Choosing a Sportsbook


A sportsbook is a gambling establishment that accepts bets on various sporting events. It also offers a variety of bonuses to encourage bettors to sign up and start betting. These bonuses are a key factor that many bettors consider when choosing a sportsbook. In 2022, sportsbooks reeled in $52.7 billion, making them a profitable business model. However, it is important to shop around before settling on one bookie.

Whether you want to place bets on NFL games or March Madness, a top sportsbook will offer competitive odds and a wide range of options. Some of these include player prop bets, such as the chances that a football player will score a touchdown or a baseball player will get over 8.5 assists. Other bets are tied to game outcomes, such as the over/under win total for a particular team.

The best online sportsbooks offer a variety of bonus programs to attract players. These include first-bet insurance, big odds boosts and bonus bets with a low rollover requirement. They also offer a wide selection of games, including moneyline bets, over/unders, and point spreads. They also offer a variety of payment methods, such as Visa, MasterCard, Skrill, e-wallets and PayPal.

It is important to note that the best online sportsbooks have a high customer service level and are licensed by state regulators. This ensures that customers will be treated fairly and their data is secure. In addition, reputable sites will not accept payments from players who are located in states where sports betting is illegal.

In the United States, there are a few legal physical sportsbooks that pay taxes and accept US-based players. These sportsbooks operate under strict state regulations and use industry-leading software to prevent fraud. They are also audited regularly by independent auditors. In addition, they have a centralized risk and compliance department to ensure that their operations are safe for their customers.

Most of the major sportsbooks in the country are in Las Vegas, Nevada. This is the betting capital of the world, and sportsbooks are packed during major sporting events like NFL playoffs and March Madness. In fact, it is almost impossible to find a seat at a sportsbook in Las Vegas during these popular times.

The main way that sportsbooks make money is by setting their odds so that they will generate a profit over the long term. They achieve this by putting a handicap on each bet, meaning that the house edge is small enough to make it profitable. In the short term, some bettors will lose money. However, over time the house will break even.

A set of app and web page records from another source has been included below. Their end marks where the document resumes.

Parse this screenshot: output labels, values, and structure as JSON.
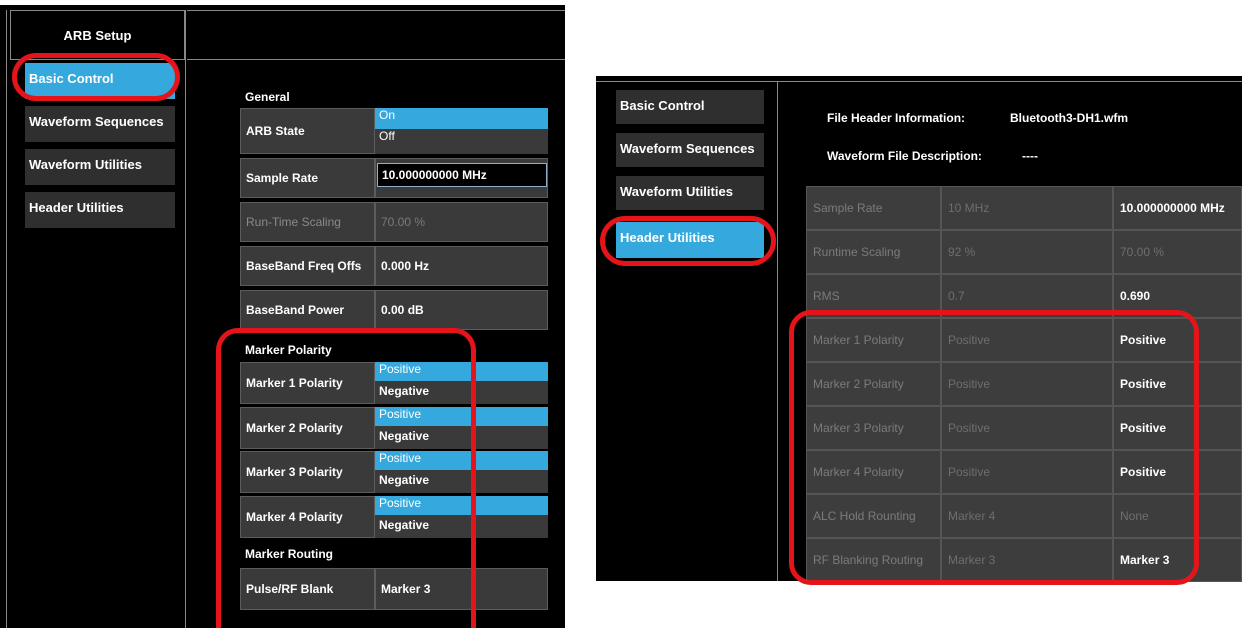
{
  "left": {
    "title": "ARB Setup",
    "nav": [
      "Basic Control",
      "Waveform Sequences",
      "Waveform Utilities",
      "Header Utilities"
    ],
    "general": {
      "heading": "General",
      "arb_state_label": "ARB State",
      "arb_state_options": [
        "On",
        "Off"
      ],
      "sample_rate_label": "Sample Rate",
      "sample_rate_value": "10.000000000 MHz",
      "runtime_scaling_label": "Run-Time Scaling",
      "runtime_scaling_value": "70.00 %",
      "bb_freq_label": "BaseBand Freq Offs",
      "bb_freq_value": "0.000 Hz",
      "bb_power_label": "BaseBand Power",
      "bb_power_value": "0.00 dB"
    },
    "marker_polarity": {
      "heading": "Marker Polarity",
      "rows": [
        {
          "label": "Marker 1 Polarity",
          "on": "Positive",
          "off": "Negative"
        },
        {
          "label": "Marker 2 Polarity",
          "on": "Positive",
          "off": "Negative"
        },
        {
          "label": "Marker 3 Polarity",
          "on": "Positive",
          "off": "Negative"
        },
        {
          "label": "Marker 4 Polarity",
          "on": "Positive",
          "off": "Negative"
        }
      ]
    },
    "marker_routing": {
      "heading": "Marker Routing",
      "pulse_label": "Pulse/RF Blank",
      "pulse_value": "Marker 3"
    }
  },
  "right": {
    "nav": [
      "Basic Control",
      "Waveform Sequences",
      "Waveform Utilities",
      "Header Utilities"
    ],
    "file_header_label": "File Header Information:",
    "file_header_value": "Bluetooth3-DH1.wfm",
    "description_label": "Waveform File Description:",
    "description_value": "----",
    "rows": [
      {
        "label": "Sample Rate",
        "file": "10 MHz",
        "current": "10.000000000 MHz"
      },
      {
        "label": "Runtime Scaling",
        "file": "92 %",
        "current": "70.00 %"
      },
      {
        "label": "RMS",
        "file": "0.7",
        "current": "0.690"
      },
      {
        "label": "Marker 1 Polarity",
        "file": "Positive",
        "current": "Positive"
      },
      {
        "label": "Marker 2 Polarity",
        "file": "Positive",
        "current": "Positive"
      },
      {
        "label": "Marker 3 Polarity",
        "file": "Positive",
        "current": "Positive"
      },
      {
        "label": "Marker 4 Polarity",
        "file": "Positive",
        "current": "Positive"
      },
      {
        "label": "ALC Hold Rounting",
        "file": "Marker 4",
        "current": "None"
      },
      {
        "label": "RF Blanking Routing",
        "file": "Marker 3",
        "current": "Marker 3"
      }
    ]
  },
  "colors": {
    "accent": "#35a9dd",
    "highlight": "#e4141a"
  }
}
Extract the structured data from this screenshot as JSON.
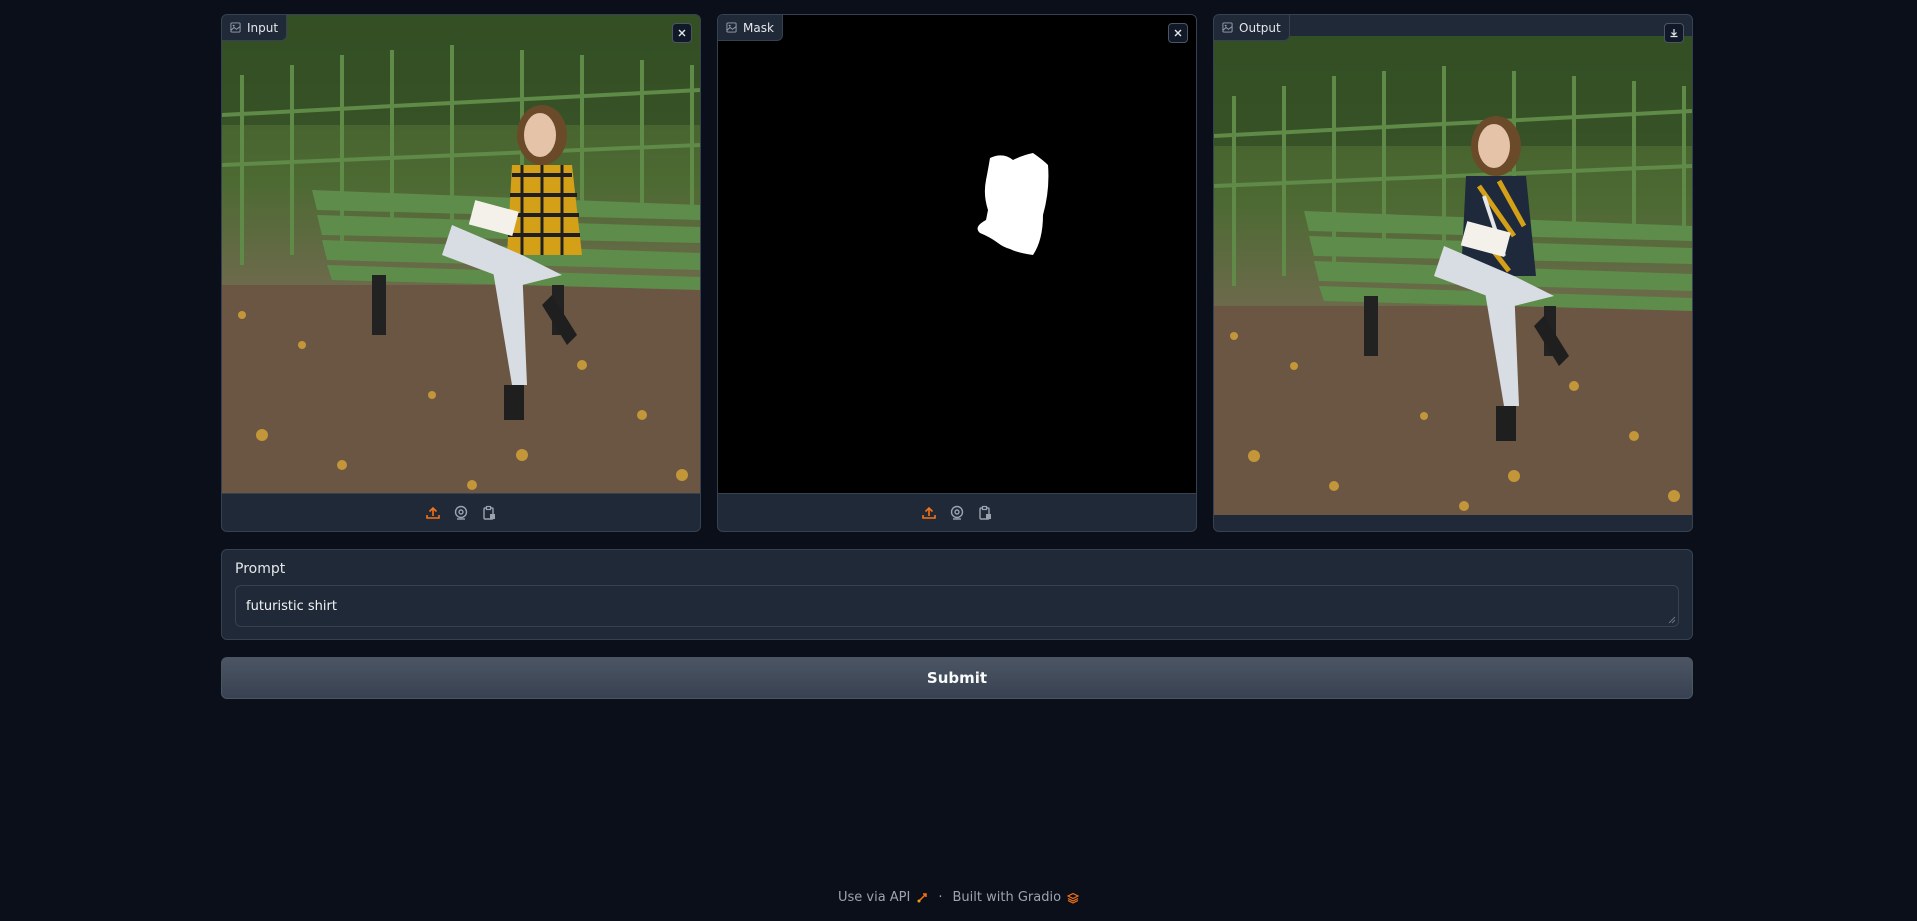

Another way that sportsbooks make money is by charging vig on bets. This is a fee that the sportsbook charges to cover the costs of running their operation. It can be charged in multiple ways, such as a flat fee or a percentage of the winning bet. In addition, some sportsbooks will charge higher vig for certain types of bets, such as parlays or futures.